SOURCE INFORMATION:
====

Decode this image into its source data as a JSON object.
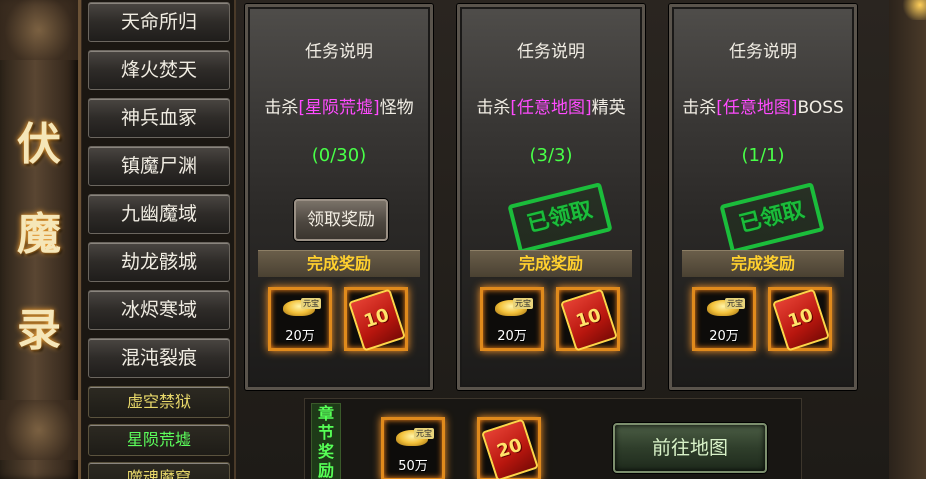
{
  "banner": {
    "chars": [
      "伏",
      "魔",
      "录"
    ]
  },
  "map_list": {
    "items": [
      "天命所归",
      "烽火焚天",
      "神兵血冢",
      "镇魔尸渊",
      "九幽魔域",
      "劫龙骸城",
      "冰烬寒域",
      "混沌裂痕"
    ],
    "sub_items": [
      "虚空禁狱",
      "星陨荒墟",
      "噬魂魔窟"
    ]
  },
  "cards": [
    {
      "header": "任务说明",
      "desc_prefix": "击杀",
      "desc_highlight": "[星陨荒墟]",
      "desc_suffix": "怪物",
      "progress": "(0/30)",
      "claim_label": "领取奖励",
      "claimed": false,
      "reward_label": "完成奖励",
      "gold": "20万",
      "ingot_tag": "元宝",
      "redpack": "10"
    },
    {
      "header": "任务说明",
      "desc_prefix": "击杀",
      "desc_highlight": "[任意地图]",
      "desc_suffix": "精英",
      "progress": "(3/3)",
      "stamp": "已领取",
      "claimed": true,
      "reward_label": "完成奖励",
      "gold": "20万",
      "ingot_tag": "元宝",
      "redpack": "10"
    },
    {
      "header": "任务说明",
      "desc_prefix": "击杀",
      "desc_highlight": "[任意地图]",
      "desc_suffix": "BOSS",
      "progress": "(1/1)",
      "stamp": "已领取",
      "claimed": true,
      "reward_label": "完成奖励",
      "gold": "20万",
      "ingot_tag": "元宝",
      "redpack": "10"
    }
  ],
  "chapter": {
    "label": "章节奖励",
    "gold": "50万",
    "ingot_tag": "元宝",
    "redpack": "20",
    "go_label": "前往地图"
  },
  "colors": {
    "highlight": "#ff4bff",
    "progress": "#48ff48",
    "reward": "#ffd02e",
    "stamp": "#1bbd3b"
  }
}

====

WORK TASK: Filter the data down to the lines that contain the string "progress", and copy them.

ANSWER TO THIS TASK:
      "progress": "(0/30)",
      "progress": "(3/3)",
      "progress": "(1/1)",
    "progress": "#48ff48",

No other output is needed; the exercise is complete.